About this task – Within this material, state how many lines include the string "What". Reply with the number only.
=== Material provided ===
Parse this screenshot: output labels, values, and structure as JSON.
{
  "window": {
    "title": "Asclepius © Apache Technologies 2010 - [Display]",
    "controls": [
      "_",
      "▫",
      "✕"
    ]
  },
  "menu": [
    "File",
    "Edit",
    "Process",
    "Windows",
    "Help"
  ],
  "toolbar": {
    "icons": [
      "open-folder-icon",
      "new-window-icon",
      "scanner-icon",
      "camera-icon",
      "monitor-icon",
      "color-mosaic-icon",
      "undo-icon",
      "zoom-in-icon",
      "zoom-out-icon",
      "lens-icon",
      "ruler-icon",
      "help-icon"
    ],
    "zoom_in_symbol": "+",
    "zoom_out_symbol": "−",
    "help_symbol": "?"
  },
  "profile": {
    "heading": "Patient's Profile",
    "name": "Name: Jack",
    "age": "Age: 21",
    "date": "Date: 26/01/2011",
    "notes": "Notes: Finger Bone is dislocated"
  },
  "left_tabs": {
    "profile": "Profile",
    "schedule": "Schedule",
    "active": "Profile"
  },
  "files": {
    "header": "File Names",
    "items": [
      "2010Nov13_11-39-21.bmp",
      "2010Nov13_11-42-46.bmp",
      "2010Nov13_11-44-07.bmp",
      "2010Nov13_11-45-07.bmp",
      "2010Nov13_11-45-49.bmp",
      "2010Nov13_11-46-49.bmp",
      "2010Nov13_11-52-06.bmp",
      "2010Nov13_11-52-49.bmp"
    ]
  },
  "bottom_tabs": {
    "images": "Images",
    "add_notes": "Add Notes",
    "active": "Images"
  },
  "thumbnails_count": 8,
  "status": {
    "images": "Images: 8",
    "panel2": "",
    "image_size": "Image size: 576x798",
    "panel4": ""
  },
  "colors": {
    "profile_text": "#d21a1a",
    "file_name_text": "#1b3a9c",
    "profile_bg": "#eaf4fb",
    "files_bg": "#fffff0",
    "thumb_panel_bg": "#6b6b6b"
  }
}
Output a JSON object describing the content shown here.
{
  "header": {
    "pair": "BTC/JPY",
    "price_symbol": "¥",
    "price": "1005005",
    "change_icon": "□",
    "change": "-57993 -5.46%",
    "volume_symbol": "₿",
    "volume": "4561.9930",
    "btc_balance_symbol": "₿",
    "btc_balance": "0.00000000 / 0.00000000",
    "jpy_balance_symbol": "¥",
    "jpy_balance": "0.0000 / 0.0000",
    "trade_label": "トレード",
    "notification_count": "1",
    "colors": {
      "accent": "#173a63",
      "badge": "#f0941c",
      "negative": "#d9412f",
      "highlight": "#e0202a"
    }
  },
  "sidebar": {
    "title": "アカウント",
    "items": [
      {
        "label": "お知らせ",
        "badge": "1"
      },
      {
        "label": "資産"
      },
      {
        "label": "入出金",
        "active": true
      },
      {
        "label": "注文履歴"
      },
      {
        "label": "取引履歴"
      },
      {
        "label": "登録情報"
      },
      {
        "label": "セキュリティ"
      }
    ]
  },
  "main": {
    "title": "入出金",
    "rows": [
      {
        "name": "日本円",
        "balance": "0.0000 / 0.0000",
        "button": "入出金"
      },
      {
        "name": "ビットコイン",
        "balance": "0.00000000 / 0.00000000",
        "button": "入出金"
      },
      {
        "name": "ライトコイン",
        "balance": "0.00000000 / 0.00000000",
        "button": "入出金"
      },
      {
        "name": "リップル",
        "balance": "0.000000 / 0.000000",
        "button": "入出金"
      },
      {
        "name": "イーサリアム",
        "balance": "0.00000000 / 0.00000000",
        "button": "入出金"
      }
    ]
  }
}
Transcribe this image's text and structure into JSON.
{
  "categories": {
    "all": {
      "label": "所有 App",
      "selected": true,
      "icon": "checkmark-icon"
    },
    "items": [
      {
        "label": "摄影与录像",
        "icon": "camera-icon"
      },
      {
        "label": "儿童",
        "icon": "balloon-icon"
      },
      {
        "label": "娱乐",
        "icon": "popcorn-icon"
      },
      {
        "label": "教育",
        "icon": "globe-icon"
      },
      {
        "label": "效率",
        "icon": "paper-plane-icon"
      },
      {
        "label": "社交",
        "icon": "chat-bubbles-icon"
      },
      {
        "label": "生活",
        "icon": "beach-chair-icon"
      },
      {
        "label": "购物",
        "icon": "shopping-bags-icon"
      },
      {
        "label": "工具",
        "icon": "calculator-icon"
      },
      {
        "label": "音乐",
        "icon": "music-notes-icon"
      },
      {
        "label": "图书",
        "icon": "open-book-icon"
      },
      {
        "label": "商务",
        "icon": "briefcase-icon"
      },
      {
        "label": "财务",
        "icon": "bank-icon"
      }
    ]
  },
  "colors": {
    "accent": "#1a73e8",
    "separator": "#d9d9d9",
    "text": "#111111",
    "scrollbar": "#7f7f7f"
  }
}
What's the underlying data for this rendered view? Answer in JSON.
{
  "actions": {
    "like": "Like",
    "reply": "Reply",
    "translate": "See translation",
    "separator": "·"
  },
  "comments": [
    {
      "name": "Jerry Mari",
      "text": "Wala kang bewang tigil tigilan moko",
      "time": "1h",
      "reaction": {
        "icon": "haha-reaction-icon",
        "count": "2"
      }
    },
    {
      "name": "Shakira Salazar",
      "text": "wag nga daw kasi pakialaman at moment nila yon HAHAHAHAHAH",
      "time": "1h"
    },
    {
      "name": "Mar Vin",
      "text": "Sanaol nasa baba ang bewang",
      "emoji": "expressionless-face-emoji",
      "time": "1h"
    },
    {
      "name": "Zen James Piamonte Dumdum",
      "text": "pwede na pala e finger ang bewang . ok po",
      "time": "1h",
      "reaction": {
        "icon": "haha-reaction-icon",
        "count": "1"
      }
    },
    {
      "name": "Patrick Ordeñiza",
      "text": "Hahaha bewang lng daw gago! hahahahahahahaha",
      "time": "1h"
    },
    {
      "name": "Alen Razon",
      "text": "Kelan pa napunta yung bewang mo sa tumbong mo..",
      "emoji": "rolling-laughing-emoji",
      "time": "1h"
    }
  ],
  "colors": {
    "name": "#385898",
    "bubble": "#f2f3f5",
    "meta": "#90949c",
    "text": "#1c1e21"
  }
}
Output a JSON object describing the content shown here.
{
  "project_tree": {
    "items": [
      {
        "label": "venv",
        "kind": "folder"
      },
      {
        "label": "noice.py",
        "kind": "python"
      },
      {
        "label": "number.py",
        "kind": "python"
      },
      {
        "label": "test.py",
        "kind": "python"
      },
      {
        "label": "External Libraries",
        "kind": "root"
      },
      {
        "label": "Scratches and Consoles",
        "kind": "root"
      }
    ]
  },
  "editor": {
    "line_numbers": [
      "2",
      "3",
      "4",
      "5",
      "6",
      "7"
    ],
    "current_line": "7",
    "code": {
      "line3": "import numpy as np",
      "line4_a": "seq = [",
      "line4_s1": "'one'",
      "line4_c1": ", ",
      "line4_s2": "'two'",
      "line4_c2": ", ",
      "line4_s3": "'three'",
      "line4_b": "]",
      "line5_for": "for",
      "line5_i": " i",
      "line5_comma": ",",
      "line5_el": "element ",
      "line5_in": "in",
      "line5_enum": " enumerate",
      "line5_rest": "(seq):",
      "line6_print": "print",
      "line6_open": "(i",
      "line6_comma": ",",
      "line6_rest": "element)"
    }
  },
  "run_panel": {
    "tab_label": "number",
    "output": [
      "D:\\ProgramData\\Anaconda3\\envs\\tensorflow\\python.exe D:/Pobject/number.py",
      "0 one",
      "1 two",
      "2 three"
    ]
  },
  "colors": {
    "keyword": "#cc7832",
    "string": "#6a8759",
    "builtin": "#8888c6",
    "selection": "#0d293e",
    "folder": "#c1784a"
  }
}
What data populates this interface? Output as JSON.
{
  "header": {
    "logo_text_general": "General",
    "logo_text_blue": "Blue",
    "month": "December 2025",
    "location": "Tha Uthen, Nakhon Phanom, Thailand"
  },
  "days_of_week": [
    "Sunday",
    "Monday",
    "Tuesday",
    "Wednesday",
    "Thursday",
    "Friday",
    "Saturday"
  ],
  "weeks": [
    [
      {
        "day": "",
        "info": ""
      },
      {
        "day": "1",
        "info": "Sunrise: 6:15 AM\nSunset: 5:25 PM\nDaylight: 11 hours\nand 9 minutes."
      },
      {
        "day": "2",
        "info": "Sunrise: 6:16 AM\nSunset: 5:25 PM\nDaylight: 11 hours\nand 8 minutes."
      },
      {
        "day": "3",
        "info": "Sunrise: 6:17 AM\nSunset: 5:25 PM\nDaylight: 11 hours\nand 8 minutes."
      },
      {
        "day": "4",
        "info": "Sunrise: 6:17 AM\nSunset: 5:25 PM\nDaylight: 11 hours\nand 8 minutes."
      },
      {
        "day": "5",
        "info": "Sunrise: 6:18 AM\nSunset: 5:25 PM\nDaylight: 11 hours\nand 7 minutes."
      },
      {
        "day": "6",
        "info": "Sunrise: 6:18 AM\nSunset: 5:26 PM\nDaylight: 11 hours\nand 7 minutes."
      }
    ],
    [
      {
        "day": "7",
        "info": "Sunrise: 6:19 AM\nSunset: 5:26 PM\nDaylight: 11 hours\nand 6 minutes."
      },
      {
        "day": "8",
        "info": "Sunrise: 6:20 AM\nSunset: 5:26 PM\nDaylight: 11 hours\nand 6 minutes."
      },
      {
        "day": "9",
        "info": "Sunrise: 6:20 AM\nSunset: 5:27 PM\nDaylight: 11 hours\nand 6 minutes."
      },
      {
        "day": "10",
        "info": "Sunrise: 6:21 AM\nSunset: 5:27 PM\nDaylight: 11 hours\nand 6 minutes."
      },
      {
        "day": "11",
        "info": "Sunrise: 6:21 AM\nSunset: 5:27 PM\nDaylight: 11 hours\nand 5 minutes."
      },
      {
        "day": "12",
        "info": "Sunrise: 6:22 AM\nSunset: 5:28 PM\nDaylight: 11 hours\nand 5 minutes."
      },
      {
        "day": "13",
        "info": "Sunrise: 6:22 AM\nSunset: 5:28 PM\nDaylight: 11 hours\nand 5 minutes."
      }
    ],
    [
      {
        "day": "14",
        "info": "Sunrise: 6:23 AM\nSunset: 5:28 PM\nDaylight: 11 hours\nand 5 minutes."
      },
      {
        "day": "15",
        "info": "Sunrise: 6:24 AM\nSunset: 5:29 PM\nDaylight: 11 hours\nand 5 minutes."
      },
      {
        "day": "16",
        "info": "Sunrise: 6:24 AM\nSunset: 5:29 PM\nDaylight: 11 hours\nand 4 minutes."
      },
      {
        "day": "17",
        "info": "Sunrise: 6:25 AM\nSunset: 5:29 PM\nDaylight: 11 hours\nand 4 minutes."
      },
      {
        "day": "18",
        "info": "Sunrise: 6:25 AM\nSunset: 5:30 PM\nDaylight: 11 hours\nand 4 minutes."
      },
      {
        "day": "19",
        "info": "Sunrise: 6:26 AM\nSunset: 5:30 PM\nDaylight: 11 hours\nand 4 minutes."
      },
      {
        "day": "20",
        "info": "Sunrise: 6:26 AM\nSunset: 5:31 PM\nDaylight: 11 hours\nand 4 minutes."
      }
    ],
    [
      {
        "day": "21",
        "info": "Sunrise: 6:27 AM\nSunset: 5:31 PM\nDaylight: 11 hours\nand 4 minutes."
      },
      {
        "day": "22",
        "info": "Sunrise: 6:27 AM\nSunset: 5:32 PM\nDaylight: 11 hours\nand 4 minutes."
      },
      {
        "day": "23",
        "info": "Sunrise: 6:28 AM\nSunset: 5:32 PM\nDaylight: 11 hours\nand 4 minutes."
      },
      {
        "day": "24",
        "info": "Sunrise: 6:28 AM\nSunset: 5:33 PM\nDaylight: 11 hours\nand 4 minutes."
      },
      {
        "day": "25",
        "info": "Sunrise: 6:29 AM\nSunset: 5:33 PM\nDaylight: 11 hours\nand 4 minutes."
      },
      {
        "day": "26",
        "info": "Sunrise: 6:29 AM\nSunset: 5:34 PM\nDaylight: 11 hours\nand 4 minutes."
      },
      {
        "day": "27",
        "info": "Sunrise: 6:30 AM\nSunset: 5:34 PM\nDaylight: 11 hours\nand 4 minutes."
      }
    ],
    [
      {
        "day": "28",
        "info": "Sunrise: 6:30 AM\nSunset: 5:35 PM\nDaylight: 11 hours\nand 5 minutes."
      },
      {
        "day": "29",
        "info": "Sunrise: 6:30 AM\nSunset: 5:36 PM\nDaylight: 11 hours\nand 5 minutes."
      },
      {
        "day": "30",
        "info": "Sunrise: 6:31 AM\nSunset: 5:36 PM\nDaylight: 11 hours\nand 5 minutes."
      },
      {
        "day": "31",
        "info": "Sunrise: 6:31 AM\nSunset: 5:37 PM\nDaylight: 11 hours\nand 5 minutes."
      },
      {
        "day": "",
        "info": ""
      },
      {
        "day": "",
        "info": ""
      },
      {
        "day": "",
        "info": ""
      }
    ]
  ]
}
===
Answer below – 2